You keep telling yourself this as you make your way back home.
You do you.
You do you.
You do you.
You plan on heating up your dinner upon entering the house, but you’re still not sure what you’re going to eat.
You tried to distract yourself from walking incessantly by actually turning on the television this afternoon. But every time you try, something comes up: the television was not turning on.
You think back to your breakdown yesterday - your soliloquy, when you kept asking God why this was happening to you. You remember telling God that you never in a billion years expected this to happen to you. You reminded God of your daily excursions to temple, something you truly loved to do and did of your own accord for years. You asked God what you did to deserve this.
And just when you’re getting angry again, you remember breaking the pact you made to yourself yesterday- to limit walking and to eat even more, no matter what. After all, your mom got married. Your mom gave birth. Your mom has lived her life.
You’re home and you’re pissed. Sure enough, your mother is doing yoga while you go heat up a lentil stew with a side of cheese. All of this before your nightly 9 pounds’ worth of watermelon and snacks.
After the eating deed is done and waiting out the stomach pain before finally laying horizontally, you open up the pantry, feeling as though you could eat more when during the day, this isn’t the case.
You come face-to-face with your mother’s shelf, filled with the goods that she always loved and managed to eat without gaining an ounce: Devil Dogs, Junior Mints, and Godiva macaroons.
You see the new box of chocolate cupcakes that have the baseball mitt-design frosting, which she bought a couple of hours earlier, ripped open. You peek inside and see that two individually wrapped cupcakes are gone. She probably packed them to take for breakfast tomorrow morning, you think.
So you look in her undesignated lunchbag only to find a sweater and some paperwork. You then explore the inner canals of her purse without finding anything in the way of food aside from breath mints.
It dawns on you: she may have eaten the two cupcakes when you were out on your walk. So you look inside the garbage, throwing to the side all of your disposable plates and watermelon rinds.
Sure enough, you spot a cupcake wrapper. Unsure of yourself, you keep looking until you find the second missing wrapper.
“Food is fuel,” you think to yourself.

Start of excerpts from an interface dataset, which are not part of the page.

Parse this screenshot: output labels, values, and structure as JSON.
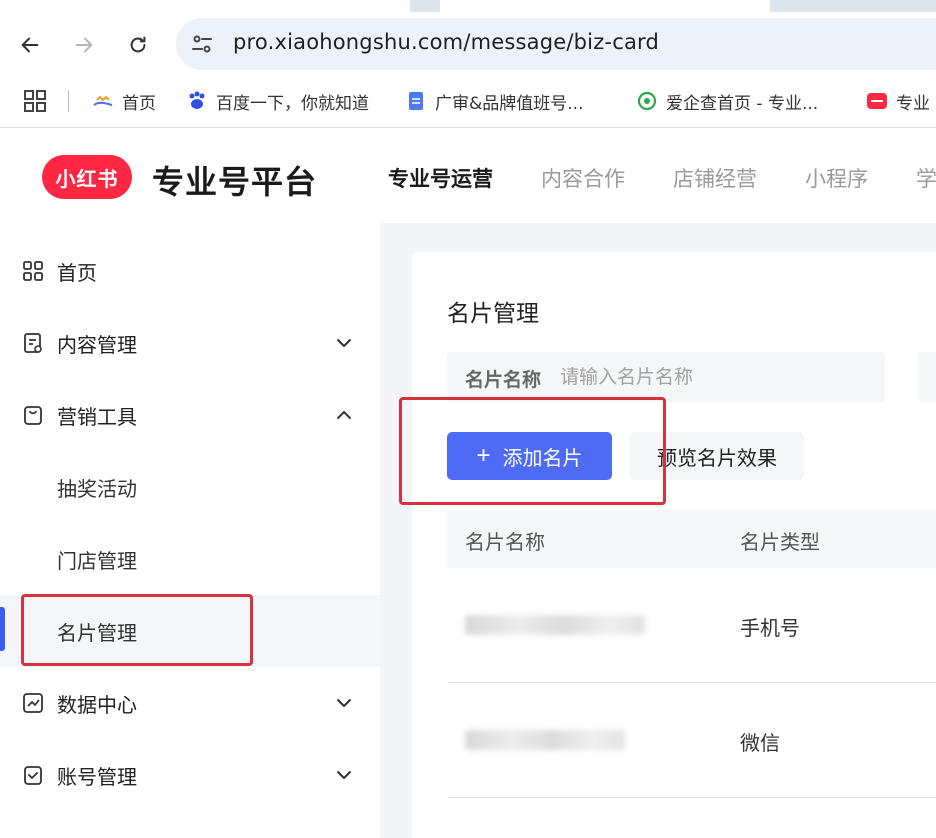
{
  "browser": {
    "url": "pro.xiaohongshu.com/message/biz-card",
    "bookmarks": [
      {
        "label": "首页",
        "icon": "home-bookmark-icon"
      },
      {
        "label": "百度一下，你就知道",
        "icon": "baidu-paw-icon"
      },
      {
        "label": "广审&品牌值班号...",
        "icon": "doc-icon"
      },
      {
        "label": "爱企查首页 - 专业...",
        "icon": "aiqicha-icon"
      },
      {
        "label": "专业",
        "icon": "xiaohongshu-icon"
      }
    ]
  },
  "header": {
    "logo_text": "小红书",
    "brand": "专业号平台",
    "nav": [
      "专业号运营",
      "内容合作",
      "店铺经营",
      "小程序",
      "学"
    ]
  },
  "sidebar": {
    "items": [
      {
        "label": "首页",
        "icon": "grid-icon"
      },
      {
        "label": "内容管理",
        "icon": "content-icon"
      },
      {
        "label": "营销工具",
        "icon": "bag-icon"
      },
      {
        "label": "抽奖活动"
      },
      {
        "label": "门店管理"
      },
      {
        "label": "名片管理"
      },
      {
        "label": "数据中心",
        "icon": "chart-icon"
      },
      {
        "label": "账号管理",
        "icon": "account-icon"
      }
    ]
  },
  "main": {
    "title": "名片管理",
    "filter": {
      "label": "名片名称",
      "placeholder": "请输入名片名称"
    },
    "add_button": "添加名片",
    "preview_button": "预览名片效果",
    "table": {
      "columns": [
        "名片名称",
        "名片类型"
      ],
      "rows": [
        {
          "type": "手机号"
        },
        {
          "type": "微信"
        }
      ]
    }
  },
  "colors": {
    "brand_red": "#ff2741",
    "primary_blue": "#4d6bf5",
    "highlight_red": "#d4333c"
  }
}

You realize you don’t know the whole story after all. You tortured yourself about her not eating as much as you, when in fact, that wasn’t the case.
It is the next morning. You talk to her bright and early, fearing she may go at it again with you. Instead, yesterday’s arguments seemed to have dissipated. She tells you she might buy bread to have with her butternut squash ravioli today. She tells you to buy a scale just for you, and doesn’t force you to stand in front of her. You think maybe she understands, or is at least trying to help. You’re on a walk while talking to her because well, you ate too much last night and you feel disgusting, but you want to enjoy breakfast when you go home. You hope the long walk will help.
It does - eventually. Or maybe it took you to eat more to finally relieve yourself.
Later in the day, she makes a comment about your weight. She decides to eat a cold cut sandwich instead of the pasta, but you don’t care. You think you don’t care. You do care, but not so much. You think this is progress, but it isn’t really. You try to avoid anything that may cause her to talk about your weight, but her grimace and comment - “oh my God” - weighs on your mind.